Alvaro Noboa (Institutional Renewal Party of National Action): Considered the wealthiest man in Ecuador, son of a successful entrepreneur who made his fortune in bananas. Noboa ran for president in 1998 with the support of the populist leader Abdala Bucarám and his party, losing to Jamil Mahuad. Running in 2006, he won the first round, though he lost in the second to Rafael Correa. Noboa proposes a free market economic model. Yet, he has promised to continue Correa’s extractive policies in order to finance health and education. He also has promised to change the constitution to eliminate the reelection.
Nelson Zavala (Ecuadoran Roldosista Party): Candidate for Abdala Bucarám’s populist Roldosista Party, which supported Correa until last year. Zavala is an assembly member and evangelical preacher with strong conservative beliefs. His main proposal is to restore ethical and moral values in the educational system. Like others, he has promised to respect democracy and human rights. And he has pledged to prosecute Correa and members of his government for corruption. Ecuador’s gay community has criticized Zavala for some of his social commentary.

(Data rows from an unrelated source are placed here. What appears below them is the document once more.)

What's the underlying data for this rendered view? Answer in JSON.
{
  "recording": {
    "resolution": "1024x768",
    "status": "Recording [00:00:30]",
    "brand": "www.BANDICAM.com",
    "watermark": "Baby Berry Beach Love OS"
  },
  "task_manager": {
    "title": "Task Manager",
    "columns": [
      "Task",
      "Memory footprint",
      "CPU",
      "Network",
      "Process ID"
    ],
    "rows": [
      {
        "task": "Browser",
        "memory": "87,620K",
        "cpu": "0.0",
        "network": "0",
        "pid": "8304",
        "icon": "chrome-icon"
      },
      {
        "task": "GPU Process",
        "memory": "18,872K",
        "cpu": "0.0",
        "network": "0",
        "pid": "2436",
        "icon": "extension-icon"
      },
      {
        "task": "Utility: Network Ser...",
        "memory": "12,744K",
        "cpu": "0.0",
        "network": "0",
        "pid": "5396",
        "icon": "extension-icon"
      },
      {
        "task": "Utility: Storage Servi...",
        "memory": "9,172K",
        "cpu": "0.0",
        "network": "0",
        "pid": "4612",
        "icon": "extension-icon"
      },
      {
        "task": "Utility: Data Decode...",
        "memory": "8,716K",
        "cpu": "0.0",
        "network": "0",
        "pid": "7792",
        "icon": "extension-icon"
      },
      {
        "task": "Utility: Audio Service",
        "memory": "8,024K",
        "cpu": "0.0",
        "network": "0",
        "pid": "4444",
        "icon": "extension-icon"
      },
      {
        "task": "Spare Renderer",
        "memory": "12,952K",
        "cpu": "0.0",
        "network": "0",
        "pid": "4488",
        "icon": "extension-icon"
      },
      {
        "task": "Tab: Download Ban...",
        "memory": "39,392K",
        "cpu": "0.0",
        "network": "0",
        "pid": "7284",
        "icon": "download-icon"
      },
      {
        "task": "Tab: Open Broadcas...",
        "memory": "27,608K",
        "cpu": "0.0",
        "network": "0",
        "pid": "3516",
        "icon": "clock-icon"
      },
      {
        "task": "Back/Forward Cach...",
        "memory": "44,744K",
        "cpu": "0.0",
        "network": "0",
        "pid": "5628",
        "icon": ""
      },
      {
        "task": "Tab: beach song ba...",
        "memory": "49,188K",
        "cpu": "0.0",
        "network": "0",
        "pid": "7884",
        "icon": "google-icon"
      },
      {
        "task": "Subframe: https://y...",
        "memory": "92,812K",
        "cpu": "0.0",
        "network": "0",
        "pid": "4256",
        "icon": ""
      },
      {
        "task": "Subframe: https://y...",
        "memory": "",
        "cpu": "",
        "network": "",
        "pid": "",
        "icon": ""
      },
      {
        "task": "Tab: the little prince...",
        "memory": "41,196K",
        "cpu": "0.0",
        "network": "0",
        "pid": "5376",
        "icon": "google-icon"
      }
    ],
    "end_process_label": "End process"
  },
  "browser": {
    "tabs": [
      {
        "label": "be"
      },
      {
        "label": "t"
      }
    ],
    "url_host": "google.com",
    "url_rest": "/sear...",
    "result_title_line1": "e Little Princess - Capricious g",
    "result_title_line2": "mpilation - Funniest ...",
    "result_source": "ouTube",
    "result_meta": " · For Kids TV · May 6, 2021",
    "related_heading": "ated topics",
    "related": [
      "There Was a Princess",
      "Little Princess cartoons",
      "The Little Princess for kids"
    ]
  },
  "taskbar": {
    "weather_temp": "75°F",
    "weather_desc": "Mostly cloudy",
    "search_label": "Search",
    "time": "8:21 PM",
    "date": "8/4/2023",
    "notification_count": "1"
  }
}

Mauricio Rodas (Societal Movement for More United Action): An energetic attorney who founded an organization in Mexico for the promotion of democracy and development called “Ethos.” Rodas is an outsider and some analysts believe he could surge ahead, though polls show no such indication. He portrays himself as the only candidate with no links to the old political system. After his return to Ecuador to participate in the campaign, he founded the Societal Movement for More United Action (SUMA) to promote responsible government. He backs sustainable development and abolishing presidential reelection.
Norman Wray (Rupture 25): A young lawyer and environmental activist, Wray is a member of the movement Ruptura de los 25 that formed part of Correa’s Alianza PAIS coalition. He was member of the Constituent Assembly in 2008 and, later, the National Assembly. He was elected member of the Quito Metropolitan Council and supported Correa until 2011, when Ruptura broke with the Alianza. Wray advocates investment in health and education. He promises to restore democracy, respect the division of powers, and favors an independent judiciary.
Ecuadorans have plenty of choices. However, it is too hard to say at this point whether there will be a strong turnout on election day, and whether Correa, the leading candidate, will have enough votes to win on the first ballot.
Gustavo Palacio is a political analyst and former Ecuadoran diplomat.
Photo: Recinta Electoral
Credit: Valentina Brevi, FLICKR, Creative Commons
Credit: Valentina Brevi, FLICKR, Creative Commons